▸ Exercise requirements:
Wherever a line in the data below holds "handle", copy that line.

[App and web page records]
-------------------------
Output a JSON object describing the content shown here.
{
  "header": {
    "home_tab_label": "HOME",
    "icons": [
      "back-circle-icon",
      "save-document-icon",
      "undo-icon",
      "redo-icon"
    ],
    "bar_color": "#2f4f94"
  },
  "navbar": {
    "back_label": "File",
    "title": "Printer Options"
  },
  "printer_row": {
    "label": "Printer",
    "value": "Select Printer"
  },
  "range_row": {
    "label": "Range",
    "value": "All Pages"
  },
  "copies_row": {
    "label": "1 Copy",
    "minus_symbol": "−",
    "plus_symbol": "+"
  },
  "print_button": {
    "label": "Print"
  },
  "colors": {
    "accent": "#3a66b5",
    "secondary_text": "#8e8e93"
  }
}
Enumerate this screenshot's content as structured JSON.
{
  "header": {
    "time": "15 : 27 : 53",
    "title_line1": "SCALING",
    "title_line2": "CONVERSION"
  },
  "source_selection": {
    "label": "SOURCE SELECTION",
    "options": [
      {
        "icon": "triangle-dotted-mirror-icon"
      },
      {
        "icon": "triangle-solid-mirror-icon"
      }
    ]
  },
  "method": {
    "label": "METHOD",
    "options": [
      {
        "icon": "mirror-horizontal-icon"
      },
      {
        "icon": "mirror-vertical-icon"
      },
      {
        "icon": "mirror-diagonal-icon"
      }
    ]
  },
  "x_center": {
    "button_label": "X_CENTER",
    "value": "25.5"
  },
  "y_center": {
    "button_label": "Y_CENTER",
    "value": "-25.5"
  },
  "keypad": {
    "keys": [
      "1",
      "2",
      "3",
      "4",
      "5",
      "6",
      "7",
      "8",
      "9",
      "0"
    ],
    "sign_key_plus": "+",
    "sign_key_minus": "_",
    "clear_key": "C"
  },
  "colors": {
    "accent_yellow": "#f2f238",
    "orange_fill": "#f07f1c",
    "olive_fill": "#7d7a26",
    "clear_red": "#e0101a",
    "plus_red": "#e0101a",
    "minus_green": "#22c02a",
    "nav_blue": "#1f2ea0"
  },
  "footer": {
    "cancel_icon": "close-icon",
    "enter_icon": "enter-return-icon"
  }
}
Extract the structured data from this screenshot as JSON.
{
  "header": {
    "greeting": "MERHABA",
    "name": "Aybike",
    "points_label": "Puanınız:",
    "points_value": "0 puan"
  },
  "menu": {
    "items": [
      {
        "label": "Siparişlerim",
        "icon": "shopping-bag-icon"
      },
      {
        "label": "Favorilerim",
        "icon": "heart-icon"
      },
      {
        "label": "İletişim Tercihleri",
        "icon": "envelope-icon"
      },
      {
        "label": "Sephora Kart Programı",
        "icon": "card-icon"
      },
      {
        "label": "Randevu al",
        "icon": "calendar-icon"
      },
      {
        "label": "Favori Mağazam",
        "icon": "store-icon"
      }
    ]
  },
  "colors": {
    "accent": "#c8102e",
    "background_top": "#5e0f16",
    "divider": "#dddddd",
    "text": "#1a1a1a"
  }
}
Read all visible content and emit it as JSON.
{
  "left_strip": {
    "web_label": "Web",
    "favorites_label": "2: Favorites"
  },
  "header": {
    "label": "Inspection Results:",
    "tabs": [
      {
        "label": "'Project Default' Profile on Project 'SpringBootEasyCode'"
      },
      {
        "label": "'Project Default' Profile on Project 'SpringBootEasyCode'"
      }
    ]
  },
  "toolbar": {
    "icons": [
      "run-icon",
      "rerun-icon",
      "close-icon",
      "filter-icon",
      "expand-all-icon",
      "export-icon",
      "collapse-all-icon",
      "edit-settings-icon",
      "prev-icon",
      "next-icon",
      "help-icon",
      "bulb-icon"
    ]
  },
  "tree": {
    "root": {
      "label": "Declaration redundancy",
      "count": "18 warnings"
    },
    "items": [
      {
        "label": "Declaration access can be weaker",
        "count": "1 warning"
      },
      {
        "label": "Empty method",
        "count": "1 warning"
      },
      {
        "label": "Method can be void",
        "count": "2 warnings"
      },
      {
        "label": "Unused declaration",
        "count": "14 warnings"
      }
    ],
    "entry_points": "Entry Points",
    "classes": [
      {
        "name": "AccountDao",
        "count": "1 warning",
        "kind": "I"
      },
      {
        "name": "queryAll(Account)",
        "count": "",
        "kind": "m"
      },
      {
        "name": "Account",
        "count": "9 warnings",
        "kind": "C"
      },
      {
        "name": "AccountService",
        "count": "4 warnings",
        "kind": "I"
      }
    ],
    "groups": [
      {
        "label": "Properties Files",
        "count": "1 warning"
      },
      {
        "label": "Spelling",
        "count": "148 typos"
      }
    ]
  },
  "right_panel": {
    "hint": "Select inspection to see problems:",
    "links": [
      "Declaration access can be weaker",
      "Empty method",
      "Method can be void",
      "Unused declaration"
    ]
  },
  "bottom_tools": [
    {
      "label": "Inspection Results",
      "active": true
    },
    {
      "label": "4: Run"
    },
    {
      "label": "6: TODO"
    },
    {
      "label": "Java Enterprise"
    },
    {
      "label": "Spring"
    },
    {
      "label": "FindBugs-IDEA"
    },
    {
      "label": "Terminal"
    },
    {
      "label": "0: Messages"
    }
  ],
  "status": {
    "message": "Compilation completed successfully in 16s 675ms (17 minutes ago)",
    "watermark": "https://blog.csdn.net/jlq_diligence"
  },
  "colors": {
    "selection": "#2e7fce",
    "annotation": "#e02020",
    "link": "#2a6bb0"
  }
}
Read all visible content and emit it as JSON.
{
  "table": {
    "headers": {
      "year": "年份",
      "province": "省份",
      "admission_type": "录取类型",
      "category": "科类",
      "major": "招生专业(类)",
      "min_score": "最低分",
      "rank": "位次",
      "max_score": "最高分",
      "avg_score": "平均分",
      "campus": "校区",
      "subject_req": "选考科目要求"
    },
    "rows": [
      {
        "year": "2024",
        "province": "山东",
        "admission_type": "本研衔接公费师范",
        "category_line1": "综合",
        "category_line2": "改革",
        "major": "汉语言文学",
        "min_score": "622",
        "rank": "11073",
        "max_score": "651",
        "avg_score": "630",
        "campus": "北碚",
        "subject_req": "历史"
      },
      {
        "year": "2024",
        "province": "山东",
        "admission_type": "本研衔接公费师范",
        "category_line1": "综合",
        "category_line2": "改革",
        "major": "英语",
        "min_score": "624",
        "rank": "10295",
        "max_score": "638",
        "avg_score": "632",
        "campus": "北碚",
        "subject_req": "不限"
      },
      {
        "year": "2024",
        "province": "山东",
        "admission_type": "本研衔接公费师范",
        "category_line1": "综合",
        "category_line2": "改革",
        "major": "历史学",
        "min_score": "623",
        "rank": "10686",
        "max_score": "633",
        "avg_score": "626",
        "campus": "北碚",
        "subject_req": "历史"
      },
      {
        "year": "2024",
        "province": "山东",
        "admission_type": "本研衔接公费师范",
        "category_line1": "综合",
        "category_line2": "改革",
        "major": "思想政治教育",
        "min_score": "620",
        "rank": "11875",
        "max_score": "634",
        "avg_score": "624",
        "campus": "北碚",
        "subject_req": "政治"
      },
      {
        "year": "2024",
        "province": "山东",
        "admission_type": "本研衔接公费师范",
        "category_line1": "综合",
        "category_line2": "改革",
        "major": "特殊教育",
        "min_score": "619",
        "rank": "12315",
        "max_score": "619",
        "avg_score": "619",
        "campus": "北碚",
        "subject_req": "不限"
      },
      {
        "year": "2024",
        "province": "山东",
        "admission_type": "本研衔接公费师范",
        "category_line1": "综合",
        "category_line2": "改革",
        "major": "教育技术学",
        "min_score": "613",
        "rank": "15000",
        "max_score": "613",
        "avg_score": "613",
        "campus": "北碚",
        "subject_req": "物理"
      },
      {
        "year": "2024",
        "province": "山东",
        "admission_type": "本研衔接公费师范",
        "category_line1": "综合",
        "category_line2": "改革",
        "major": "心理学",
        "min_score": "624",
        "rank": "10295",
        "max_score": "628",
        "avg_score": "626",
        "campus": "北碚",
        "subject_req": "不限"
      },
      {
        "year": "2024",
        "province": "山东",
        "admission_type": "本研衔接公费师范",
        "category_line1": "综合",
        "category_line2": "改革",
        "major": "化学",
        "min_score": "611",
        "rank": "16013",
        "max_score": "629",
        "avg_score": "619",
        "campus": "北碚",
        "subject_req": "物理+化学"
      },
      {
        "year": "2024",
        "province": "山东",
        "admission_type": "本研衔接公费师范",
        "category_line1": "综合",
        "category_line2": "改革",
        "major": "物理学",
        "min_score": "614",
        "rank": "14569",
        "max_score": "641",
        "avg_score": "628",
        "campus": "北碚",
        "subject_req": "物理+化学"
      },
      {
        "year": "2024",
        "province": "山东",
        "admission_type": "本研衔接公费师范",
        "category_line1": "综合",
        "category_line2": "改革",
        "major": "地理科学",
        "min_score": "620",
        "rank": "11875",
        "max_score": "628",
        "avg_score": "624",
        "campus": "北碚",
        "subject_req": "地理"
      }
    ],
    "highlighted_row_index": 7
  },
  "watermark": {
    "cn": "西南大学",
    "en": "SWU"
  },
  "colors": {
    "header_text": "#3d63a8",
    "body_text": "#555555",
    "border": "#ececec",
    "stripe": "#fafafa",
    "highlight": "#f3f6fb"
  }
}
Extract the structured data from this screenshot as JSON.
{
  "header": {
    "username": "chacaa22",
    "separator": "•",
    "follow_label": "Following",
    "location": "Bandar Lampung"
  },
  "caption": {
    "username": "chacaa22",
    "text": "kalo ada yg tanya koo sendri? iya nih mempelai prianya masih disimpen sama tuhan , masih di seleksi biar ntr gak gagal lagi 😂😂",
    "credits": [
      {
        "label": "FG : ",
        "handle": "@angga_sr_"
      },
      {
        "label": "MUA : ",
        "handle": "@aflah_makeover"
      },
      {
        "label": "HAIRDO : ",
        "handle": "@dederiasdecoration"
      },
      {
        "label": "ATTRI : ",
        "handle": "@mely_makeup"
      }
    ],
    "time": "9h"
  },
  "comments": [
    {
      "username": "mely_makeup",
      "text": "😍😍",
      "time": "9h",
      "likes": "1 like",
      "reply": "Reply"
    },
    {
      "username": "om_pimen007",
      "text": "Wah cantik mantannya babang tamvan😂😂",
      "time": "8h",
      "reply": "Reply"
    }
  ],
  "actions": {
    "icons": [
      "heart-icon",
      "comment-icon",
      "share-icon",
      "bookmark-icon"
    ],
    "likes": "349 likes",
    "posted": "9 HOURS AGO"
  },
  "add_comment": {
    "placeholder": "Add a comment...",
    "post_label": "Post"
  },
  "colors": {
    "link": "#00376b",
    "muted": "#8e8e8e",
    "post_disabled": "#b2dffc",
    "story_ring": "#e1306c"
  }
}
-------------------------
▸ Output:
        "handle": "@angga_sr_"
        "handle": "@aflah_makeover"
        "handle": "@dederiasdecoration"
        "handle": "@mely_makeup"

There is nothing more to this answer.